The lead dancer, in the role of Putri Gandingan (the Darangen name for Sita), graciously step in and out of closing bamboos poles arranged in either a parallel, rectangular, or criss-cross fashion while manipulating either apir (fans), mosala (scarves), or even just their bare hands. A kulintang and agung ensemble always accompanies the dance.
After the ancient origins, the next reference I found online about the singkil was in the 1950s. The dance became a popularized Philippine folk dance by the help of historians-dancers-ethnomusicologists, Bayanihan Dance Company. In particular this dance was researched, interpreted and staged by the Bayanihan’s Lucrecia Reyes-Urtula, who went on to be named a National Artist of the Philippines for her contributions to cultural heritage in dance. The Company performed Filipino folk dances for audiences around the world, even for Ed Sullivan, to much acclaim.
Additionally the authors of the Singkil Wiki level judgement on the Philippine national dance company, Bayanihan:

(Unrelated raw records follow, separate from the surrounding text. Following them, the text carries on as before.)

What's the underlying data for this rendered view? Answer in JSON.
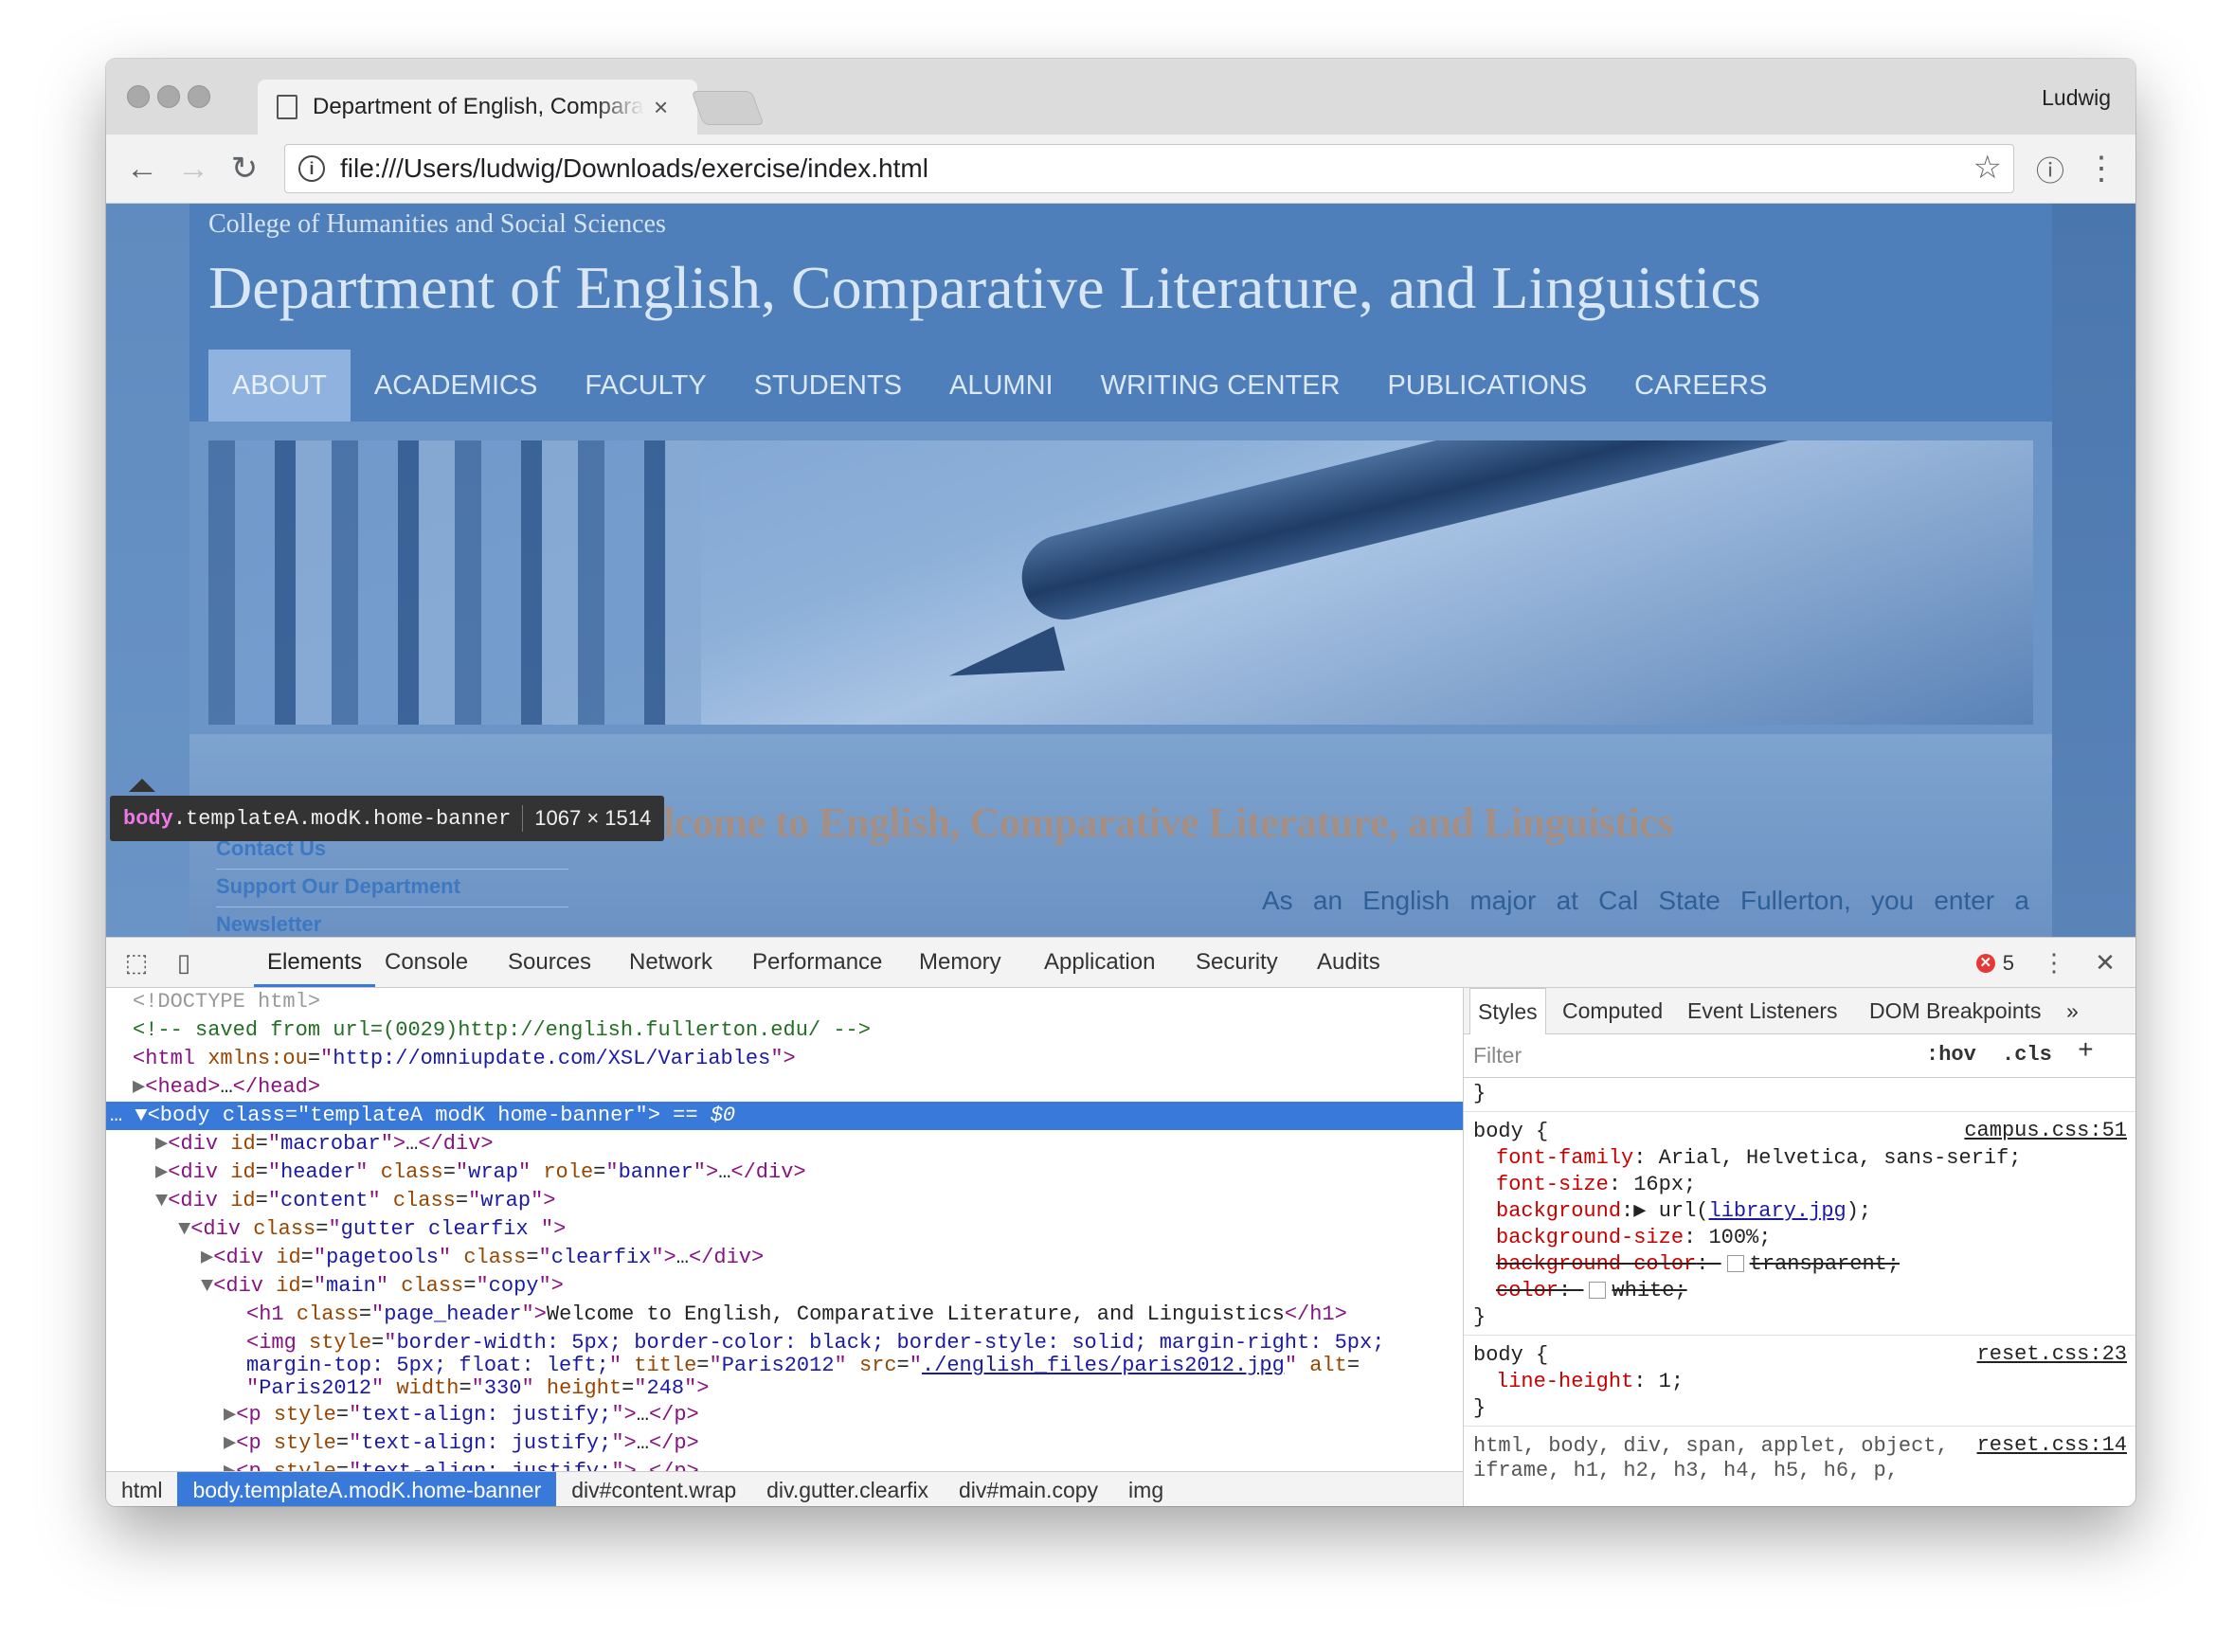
{
  "browser": {
    "tab_title": "Department of English, Comparative Literature, and Linguistics",
    "tab_close": "×",
    "profile": "Ludwig",
    "url": "file:///Users/ludwig/Downloads/exercise/index.html",
    "icons": {
      "back": "←",
      "forward": "→",
      "reload": "↻",
      "info": "i",
      "star": "☆",
      "extension": "ⓘ",
      "menu": "⋮"
    }
  },
  "page": {
    "college": "College of Humanities and Social Sciences",
    "department": "Department of English, Comparative Literature, and Linguistics",
    "nav": [
      "ABOUT",
      "ACADEMICS",
      "FACULTY",
      "STUDENTS",
      "ALUMNI",
      "WRITING CENTER",
      "PUBLICATIONS",
      "CAREERS"
    ],
    "side_links": [
      "Contact Us",
      "Support Our Department",
      "Newsletter"
    ],
    "welcome": "Welcome to English, Comparative Literature, and Linguistics",
    "intro_words": [
      "As",
      "an",
      "English",
      "major",
      "at",
      "Cal",
      "State",
      "Fullerton,",
      "you",
      "enter",
      "a"
    ]
  },
  "inspect_tooltip": {
    "tag": "body",
    "classes": ".templateA.modK.home-banner",
    "size": "1067 × 1514"
  },
  "devtools": {
    "tabs": [
      "Elements",
      "Console",
      "Sources",
      "Network",
      "Performance",
      "Memory",
      "Application",
      "Security",
      "Audits"
    ],
    "active_tab": "Elements",
    "error_count": "5",
    "dom": {
      "doctype": "<!DOCTYPE html>",
      "comment": "<!-- saved from url=(0029)http://english.fullerton.edu/ -->",
      "html_ns": "http://omniupdate.com/XSL/Variables",
      "body_class": "templateA modK home-banner",
      "body_eq": "== $0",
      "macrobar_id": "macrobar",
      "header_id": "header",
      "header_class": "wrap",
      "header_role": "banner",
      "content_id": "content",
      "content_class": "wrap",
      "gutter_class": "gutter clearfix ",
      "pagetools_id": "pagetools",
      "pagetools_class": "clearfix",
      "main_id": "main",
      "main_class": "copy",
      "h1_class": "page_header",
      "h1_text": "Welcome to English, Comparative Literature, and Linguistics",
      "img_style_1": "border-width: 5px; border-color: black; border-style: solid; margin-right: 5px;",
      "img_style_2": "margin-top: 5px; float: left;",
      "img_title": "Paris2012",
      "img_src": "./english_files/paris2012.jpg",
      "img_alt": "Paris2012",
      "img_width": "330",
      "img_height": "248",
      "p_style": "text-align: justify;"
    },
    "breadcrumbs": [
      "html",
      "body.templateA.modK.home-banner",
      "div#content.wrap",
      "div.gutter.clearfix",
      "div#main.copy",
      "img"
    ],
    "sidebar_tabs": [
      "Styles",
      "Computed",
      "Event Listeners",
      "DOM Breakpoints",
      "»"
    ],
    "filter_placeholder": "Filter",
    "filter_hov": ":hov",
    "filter_cls": ".cls",
    "filter_add": "+",
    "styles": {
      "rule1_selector": "body {",
      "rule1_src": "campus.css:51",
      "rule1": [
        {
          "prop": "font-family",
          "val": "Arial, Helvetica, sans-serif;"
        },
        {
          "prop": "font-size",
          "val": "16px;"
        },
        {
          "prop": "background",
          "val": "url(",
          "link": "library.jpg",
          "tail": ");"
        },
        {
          "prop": "background-size",
          "val": "100%;"
        },
        {
          "prop": "background-color",
          "val": "transparent;"
        },
        {
          "prop": "color",
          "val": "white;"
        }
      ],
      "rule2_selector": "body {",
      "rule2_src": "reset.css:23",
      "rule2_prop": "line-height",
      "rule2_val": "1;",
      "rule3_selectors_1": "html, body, div, span, applet, object,",
      "rule3_selectors_2": "iframe, h1, h2, h3, h4, h5, h6, p,",
      "rule3_src": "reset.css:14"
    }
  }
}
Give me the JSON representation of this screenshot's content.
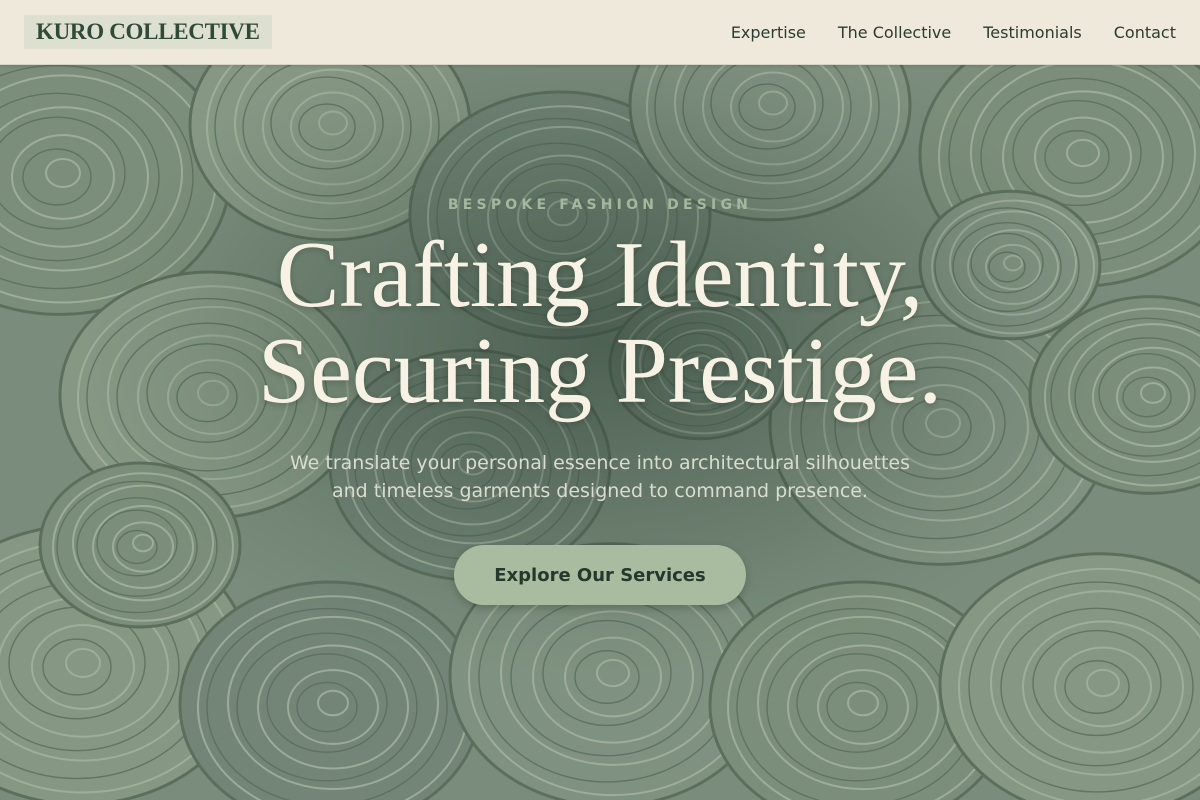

When the Bayanihan Dance Company began performing the Singkíl, the traditional dance was adapted to convey Western aesthetics. The Bayanihan portrayal, branded as the Princess Dance or the Royal Maranao Fan Dance, became so popular that it is often mistaken for the authentic version of the dance.
I, too, was guilty of this same crime, believing in the authenticity of the Bayanihan singkil interpretation now replicated by innumerable dance companies and Filipino student groups around the world. Although — the Bayanihan in their mission statement make no secret of the fact that the historical folk dances they present are reinterpreted and restaged for ‘contemporary’ audiences:
…to research on and preserve indigenous Philippine art forms in music, dance, costumes and folklore; to restructure and enhance these research findings to evolve repertoires suited to the demands of contemporary theater; and to promote international goodwill through performances at home and abroad.
But — OUCH — ‘Western aesthetics’! A wide gulf exists, I think, between espousing or imposing a Western aesthetic on traditional indigenous art forms and evolving or restructuring these same art forms. Hm.
More questions than answers, yet again.
Resources & related reads:
- Singkil Wikipedia page
- Center for Southeast Asian Studies at the Northern Illinois University, dances of Mindanao (southern region of the Philippines)
- Bayanihan Dance Company, “Voyage for Love” which includes singkil
- Bayanihan Dance Company, Philippines, “A national treasure” – short history of the cultural organization
- Pnoy and the city blog – Center for kulintang. Scroll down and follow the curriculum on the left for links on singkil and kulintang music.
Side note… The Singkil wiki notes the acculturation of the Ramayana poem to a monotheistic Islam frame, but this type of adaptation or repurposing of new belief systems to native ones also happens in Philippine culture with regard to Catholicism and ancestor worship. Not a new phenomenon but an interesting new manifestation of it.
The Bayanihan version attempts to blatantly exposit the story as per Western conventions, and re-tells the Darangen. The dance itself narrates a scene where Putri Gandingan escapes her abductor, the demon king Lawana, and is lost in the forests of Alangka. She is finally found by another person, but the Darangen and the Ramayana differ as to the identity of this person: the former recounts that Rajah Bantugan found her, while the latter states that it was the god Hanuman who found Sita on Rama’s behest. The modification of this detail possibly suggests acculturation, where the monistic, Hindu aspects of the narrative were edited to conform with the monotheistic beliefs of Islam.